[Source records]

┌──

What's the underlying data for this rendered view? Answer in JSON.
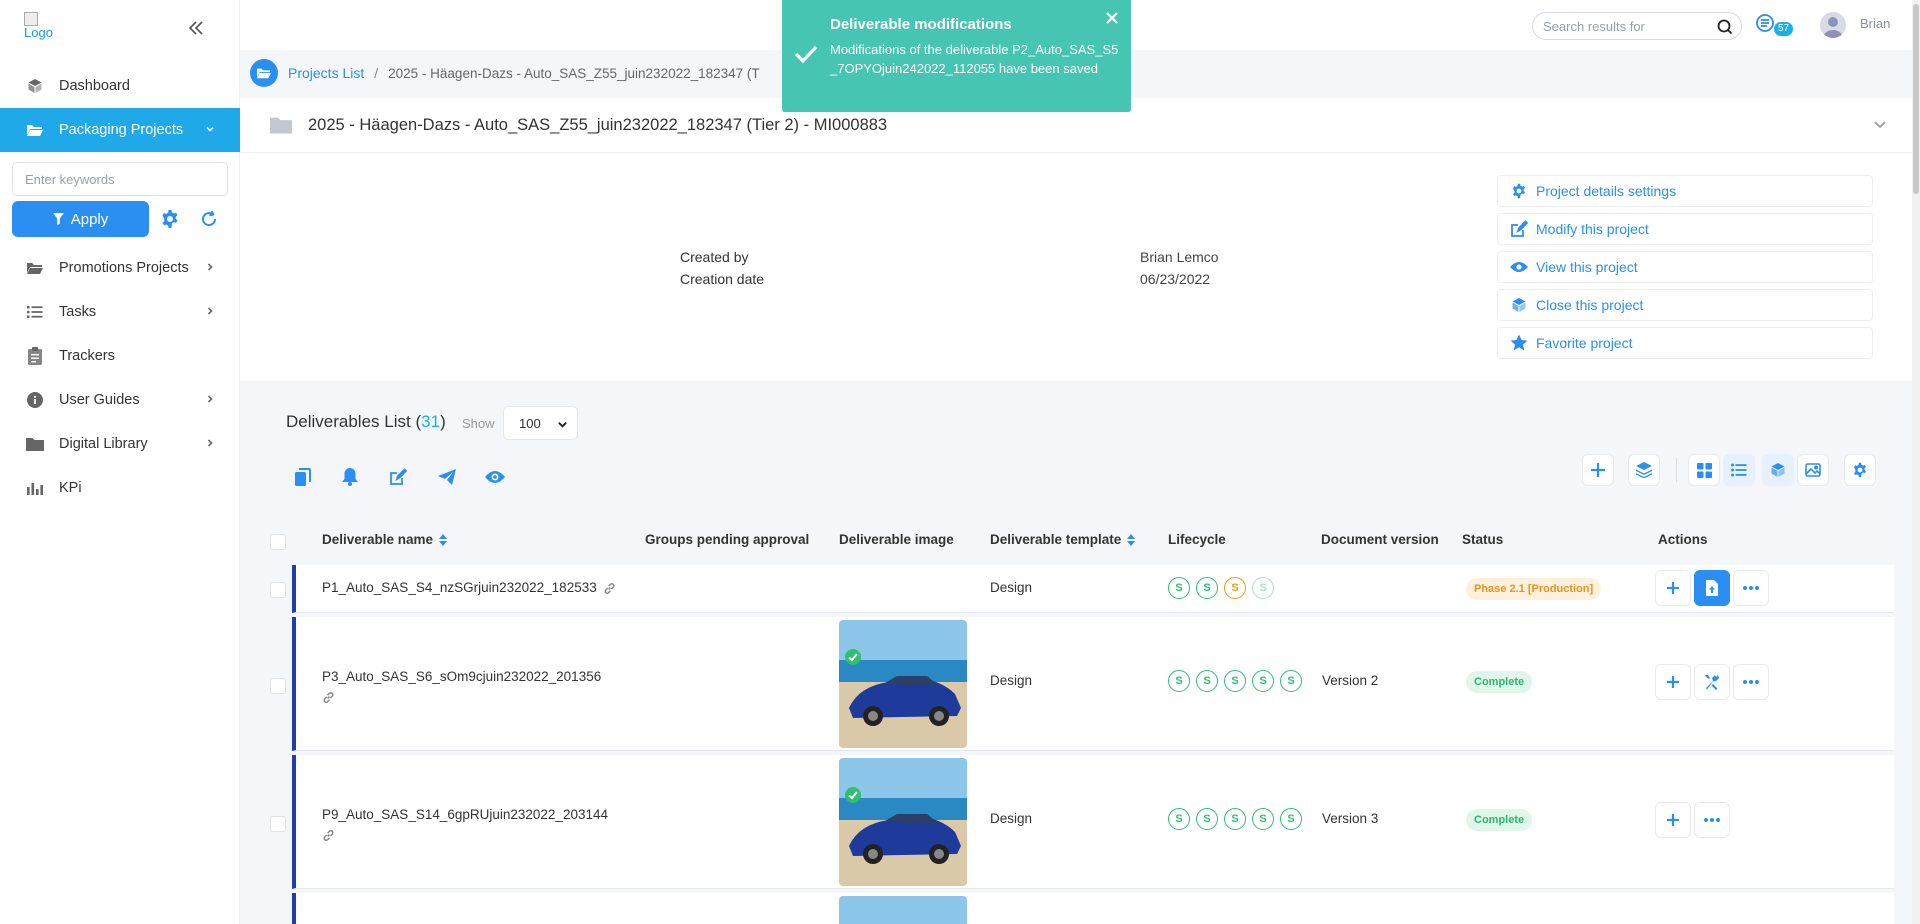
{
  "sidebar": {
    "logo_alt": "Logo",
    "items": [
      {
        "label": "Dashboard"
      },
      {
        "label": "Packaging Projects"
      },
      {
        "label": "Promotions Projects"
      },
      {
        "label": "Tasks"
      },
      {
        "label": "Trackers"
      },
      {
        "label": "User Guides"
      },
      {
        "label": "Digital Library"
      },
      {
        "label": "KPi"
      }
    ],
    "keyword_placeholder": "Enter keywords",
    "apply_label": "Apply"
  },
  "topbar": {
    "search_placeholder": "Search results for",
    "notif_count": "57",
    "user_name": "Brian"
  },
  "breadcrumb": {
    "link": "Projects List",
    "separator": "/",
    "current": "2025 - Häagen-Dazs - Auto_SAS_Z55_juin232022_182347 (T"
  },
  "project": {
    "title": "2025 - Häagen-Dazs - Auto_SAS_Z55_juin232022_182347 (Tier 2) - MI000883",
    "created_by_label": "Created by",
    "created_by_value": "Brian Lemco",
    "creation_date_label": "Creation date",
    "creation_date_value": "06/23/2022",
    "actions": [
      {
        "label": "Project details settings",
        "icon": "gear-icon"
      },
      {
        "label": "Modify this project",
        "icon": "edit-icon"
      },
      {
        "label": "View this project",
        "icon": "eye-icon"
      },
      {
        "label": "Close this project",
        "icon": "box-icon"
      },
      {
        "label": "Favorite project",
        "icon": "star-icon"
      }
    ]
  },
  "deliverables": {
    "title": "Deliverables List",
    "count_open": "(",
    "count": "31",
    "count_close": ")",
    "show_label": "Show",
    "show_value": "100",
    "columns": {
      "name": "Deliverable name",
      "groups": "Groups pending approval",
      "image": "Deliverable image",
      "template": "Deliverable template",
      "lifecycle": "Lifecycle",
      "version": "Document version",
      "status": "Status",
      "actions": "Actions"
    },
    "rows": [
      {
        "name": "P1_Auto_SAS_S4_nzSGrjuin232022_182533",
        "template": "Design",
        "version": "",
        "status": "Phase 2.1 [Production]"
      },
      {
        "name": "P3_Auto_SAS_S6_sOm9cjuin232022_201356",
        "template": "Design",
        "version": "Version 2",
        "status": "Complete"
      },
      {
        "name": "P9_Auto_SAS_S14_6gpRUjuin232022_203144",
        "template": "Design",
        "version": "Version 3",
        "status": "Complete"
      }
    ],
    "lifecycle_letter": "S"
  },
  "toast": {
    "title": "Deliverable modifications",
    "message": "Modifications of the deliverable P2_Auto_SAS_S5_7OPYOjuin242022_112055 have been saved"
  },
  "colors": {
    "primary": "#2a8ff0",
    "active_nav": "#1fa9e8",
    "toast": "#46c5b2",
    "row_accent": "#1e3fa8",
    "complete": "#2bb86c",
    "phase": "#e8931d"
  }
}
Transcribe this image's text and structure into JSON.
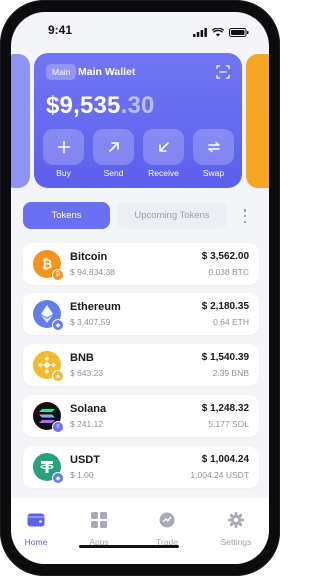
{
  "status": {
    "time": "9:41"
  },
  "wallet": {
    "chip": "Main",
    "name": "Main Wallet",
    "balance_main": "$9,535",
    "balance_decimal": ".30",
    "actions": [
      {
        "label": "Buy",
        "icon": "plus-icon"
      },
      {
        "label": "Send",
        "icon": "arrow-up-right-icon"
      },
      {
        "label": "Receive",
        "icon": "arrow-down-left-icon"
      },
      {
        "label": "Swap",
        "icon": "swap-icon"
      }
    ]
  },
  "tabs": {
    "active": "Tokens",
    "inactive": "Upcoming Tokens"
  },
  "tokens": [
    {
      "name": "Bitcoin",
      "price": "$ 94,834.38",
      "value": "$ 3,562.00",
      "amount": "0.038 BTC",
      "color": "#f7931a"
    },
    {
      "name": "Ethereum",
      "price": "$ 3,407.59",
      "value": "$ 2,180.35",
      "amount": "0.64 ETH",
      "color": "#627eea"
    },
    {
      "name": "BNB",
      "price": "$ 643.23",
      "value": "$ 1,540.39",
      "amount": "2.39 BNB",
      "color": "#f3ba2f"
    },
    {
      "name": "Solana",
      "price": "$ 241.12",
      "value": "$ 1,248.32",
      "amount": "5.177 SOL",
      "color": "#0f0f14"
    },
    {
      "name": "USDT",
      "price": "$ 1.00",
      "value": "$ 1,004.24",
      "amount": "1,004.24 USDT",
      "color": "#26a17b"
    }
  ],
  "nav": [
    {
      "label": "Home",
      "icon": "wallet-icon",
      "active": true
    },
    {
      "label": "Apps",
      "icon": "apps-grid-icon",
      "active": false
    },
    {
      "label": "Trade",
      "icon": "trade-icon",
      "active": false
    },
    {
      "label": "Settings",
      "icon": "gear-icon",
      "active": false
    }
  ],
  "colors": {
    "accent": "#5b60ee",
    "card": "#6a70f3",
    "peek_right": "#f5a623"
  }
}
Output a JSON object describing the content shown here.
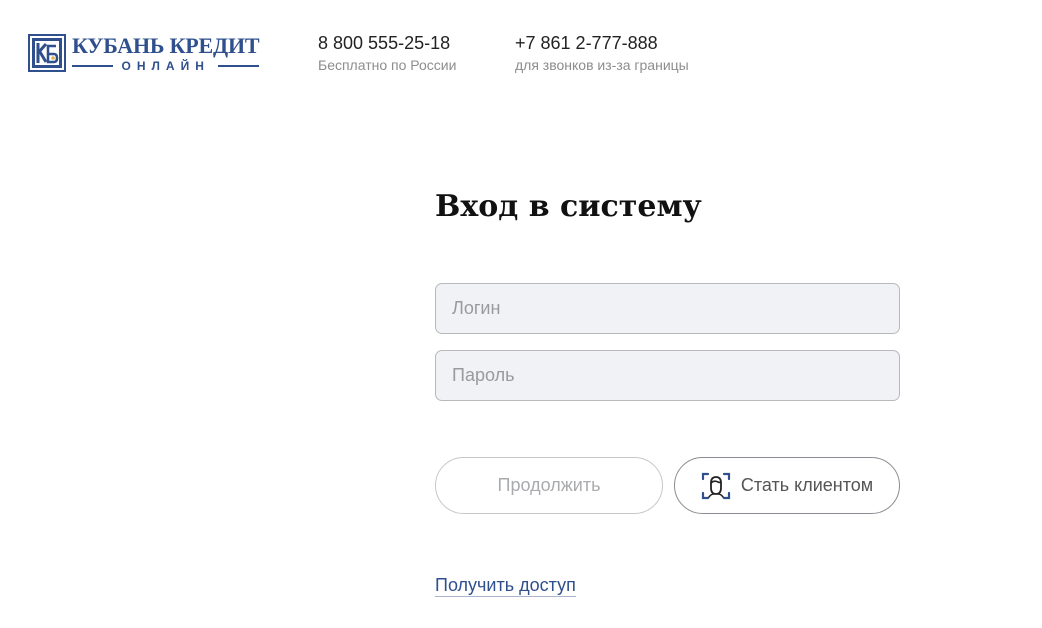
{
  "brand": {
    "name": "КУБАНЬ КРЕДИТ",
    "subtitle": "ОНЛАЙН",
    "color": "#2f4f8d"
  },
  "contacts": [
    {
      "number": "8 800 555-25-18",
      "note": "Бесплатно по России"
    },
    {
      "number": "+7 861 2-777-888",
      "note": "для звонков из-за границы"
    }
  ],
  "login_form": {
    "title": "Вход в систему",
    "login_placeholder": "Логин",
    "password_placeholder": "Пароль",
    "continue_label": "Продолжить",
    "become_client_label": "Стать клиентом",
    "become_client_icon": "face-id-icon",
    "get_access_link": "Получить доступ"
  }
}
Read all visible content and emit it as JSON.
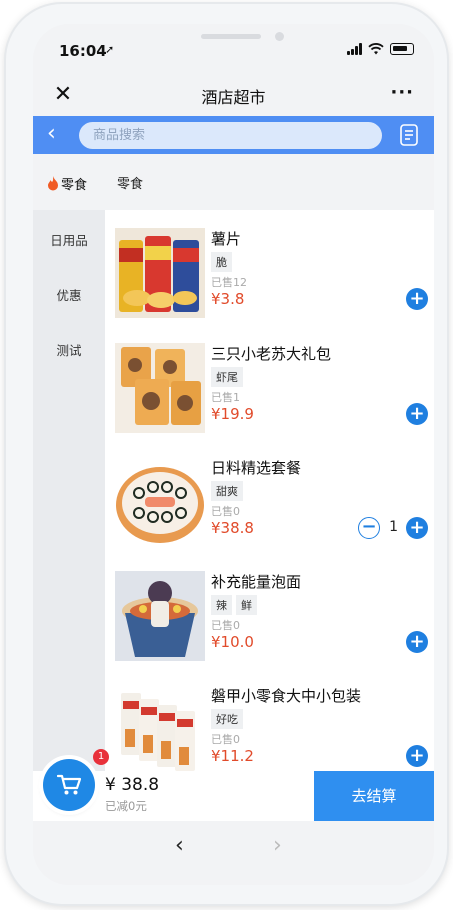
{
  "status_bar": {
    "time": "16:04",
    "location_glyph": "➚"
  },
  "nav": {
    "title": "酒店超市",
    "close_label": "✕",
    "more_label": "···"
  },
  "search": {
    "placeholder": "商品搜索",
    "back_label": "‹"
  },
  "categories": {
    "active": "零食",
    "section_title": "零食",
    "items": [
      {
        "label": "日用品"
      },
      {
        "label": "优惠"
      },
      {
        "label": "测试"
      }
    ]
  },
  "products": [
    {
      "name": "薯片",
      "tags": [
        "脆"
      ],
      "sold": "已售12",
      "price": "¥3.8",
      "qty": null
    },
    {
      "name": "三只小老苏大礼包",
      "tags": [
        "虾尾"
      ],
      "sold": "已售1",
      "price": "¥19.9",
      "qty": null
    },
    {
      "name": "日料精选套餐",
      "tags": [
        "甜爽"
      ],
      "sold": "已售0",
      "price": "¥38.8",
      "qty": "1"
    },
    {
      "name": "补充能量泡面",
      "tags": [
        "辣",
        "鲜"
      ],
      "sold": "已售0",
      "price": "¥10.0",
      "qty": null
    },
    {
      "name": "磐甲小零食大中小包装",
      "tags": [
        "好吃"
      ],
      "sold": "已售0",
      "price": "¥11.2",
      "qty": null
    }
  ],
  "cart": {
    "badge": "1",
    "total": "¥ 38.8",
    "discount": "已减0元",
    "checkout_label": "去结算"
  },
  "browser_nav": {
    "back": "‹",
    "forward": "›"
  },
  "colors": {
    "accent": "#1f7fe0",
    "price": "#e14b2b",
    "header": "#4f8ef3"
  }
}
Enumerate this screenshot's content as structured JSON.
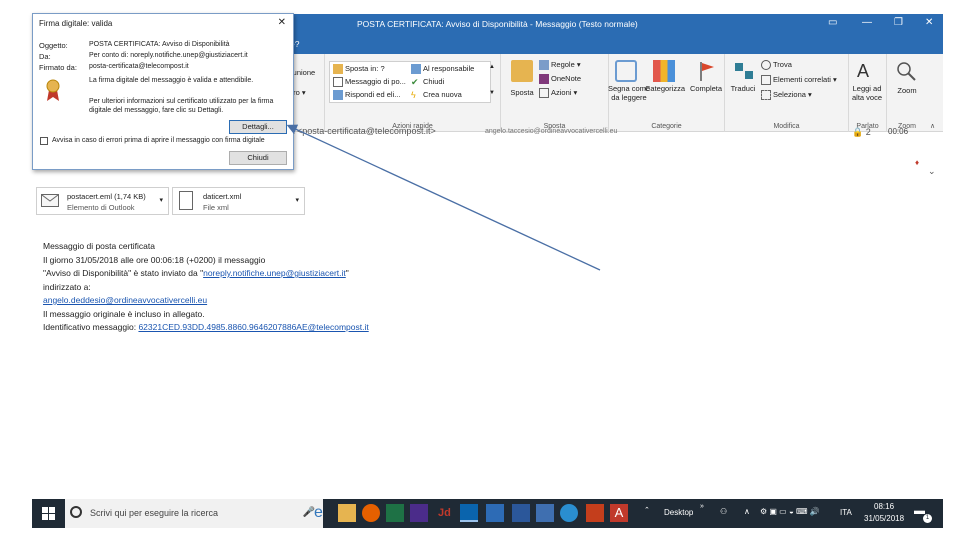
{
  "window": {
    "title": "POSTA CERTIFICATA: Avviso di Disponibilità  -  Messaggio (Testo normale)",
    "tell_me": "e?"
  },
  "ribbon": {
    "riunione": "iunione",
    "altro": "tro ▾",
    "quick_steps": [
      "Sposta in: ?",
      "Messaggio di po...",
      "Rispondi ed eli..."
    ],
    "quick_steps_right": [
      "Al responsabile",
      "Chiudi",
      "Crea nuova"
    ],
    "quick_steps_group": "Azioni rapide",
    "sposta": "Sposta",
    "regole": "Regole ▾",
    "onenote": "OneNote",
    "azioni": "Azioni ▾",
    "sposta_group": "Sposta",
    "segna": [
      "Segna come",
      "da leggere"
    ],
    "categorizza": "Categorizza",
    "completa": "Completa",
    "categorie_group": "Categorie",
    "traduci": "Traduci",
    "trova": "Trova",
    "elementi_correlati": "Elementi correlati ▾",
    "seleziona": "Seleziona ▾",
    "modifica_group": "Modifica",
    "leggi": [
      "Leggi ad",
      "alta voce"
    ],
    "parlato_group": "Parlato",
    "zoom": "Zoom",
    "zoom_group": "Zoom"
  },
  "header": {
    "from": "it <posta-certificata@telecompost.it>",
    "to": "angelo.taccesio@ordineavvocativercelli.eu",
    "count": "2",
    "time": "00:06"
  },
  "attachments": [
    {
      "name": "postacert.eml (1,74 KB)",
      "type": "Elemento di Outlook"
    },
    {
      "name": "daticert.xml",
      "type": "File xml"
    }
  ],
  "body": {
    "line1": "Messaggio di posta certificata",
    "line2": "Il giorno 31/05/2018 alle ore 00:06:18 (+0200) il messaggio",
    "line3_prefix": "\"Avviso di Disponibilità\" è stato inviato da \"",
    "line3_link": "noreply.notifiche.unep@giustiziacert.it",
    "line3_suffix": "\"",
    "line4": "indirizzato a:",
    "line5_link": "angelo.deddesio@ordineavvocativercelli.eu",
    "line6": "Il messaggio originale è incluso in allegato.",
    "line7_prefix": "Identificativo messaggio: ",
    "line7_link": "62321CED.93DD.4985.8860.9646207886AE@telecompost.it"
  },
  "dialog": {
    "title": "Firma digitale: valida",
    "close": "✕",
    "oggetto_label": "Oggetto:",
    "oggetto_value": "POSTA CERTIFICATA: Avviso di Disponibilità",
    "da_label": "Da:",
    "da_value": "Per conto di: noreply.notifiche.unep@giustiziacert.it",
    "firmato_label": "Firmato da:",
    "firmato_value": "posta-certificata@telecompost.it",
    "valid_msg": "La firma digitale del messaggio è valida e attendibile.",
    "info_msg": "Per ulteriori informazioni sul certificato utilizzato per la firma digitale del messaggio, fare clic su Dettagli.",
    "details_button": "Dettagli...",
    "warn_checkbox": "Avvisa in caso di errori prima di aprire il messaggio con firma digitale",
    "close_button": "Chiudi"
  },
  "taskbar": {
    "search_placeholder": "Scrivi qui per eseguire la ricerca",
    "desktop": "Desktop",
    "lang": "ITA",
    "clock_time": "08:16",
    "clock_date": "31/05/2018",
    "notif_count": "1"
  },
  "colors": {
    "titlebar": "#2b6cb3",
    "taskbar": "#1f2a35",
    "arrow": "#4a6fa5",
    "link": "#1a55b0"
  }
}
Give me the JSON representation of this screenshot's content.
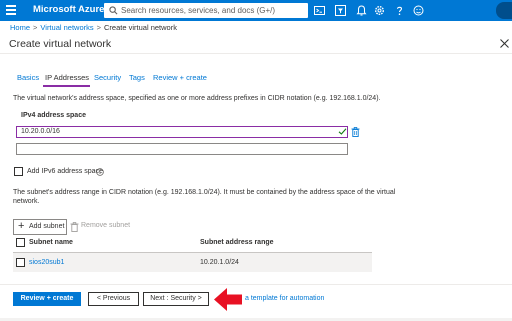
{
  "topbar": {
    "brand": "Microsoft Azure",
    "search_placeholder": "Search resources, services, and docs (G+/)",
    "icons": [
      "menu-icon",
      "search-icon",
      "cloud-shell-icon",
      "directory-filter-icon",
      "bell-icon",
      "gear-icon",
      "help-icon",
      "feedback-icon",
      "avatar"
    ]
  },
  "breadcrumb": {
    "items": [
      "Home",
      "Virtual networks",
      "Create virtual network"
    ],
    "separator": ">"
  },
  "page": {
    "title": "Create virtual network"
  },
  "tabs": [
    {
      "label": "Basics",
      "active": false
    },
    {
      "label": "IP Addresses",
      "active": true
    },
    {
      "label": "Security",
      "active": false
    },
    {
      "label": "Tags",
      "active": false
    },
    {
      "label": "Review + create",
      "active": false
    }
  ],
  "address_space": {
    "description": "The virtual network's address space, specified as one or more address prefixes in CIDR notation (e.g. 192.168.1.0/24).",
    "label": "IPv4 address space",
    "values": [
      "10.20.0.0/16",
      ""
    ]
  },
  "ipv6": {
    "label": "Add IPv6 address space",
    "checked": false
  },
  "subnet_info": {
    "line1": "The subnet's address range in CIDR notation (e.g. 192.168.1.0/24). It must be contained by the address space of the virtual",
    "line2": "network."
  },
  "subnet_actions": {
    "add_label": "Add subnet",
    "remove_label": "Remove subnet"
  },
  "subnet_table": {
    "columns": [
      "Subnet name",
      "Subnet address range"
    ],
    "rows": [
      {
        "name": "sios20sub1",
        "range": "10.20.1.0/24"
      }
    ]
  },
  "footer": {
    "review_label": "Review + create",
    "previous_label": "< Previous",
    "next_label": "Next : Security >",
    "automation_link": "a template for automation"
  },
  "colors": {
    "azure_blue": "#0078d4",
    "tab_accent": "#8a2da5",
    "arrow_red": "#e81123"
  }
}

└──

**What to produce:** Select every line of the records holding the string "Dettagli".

**Completed task:**
    "info_msg": "Per ulteriori informazioni sul certificato utilizzato per la firma digitale del messaggio, fare clic su Dettagli.",
    "details_button": "Dettagli...",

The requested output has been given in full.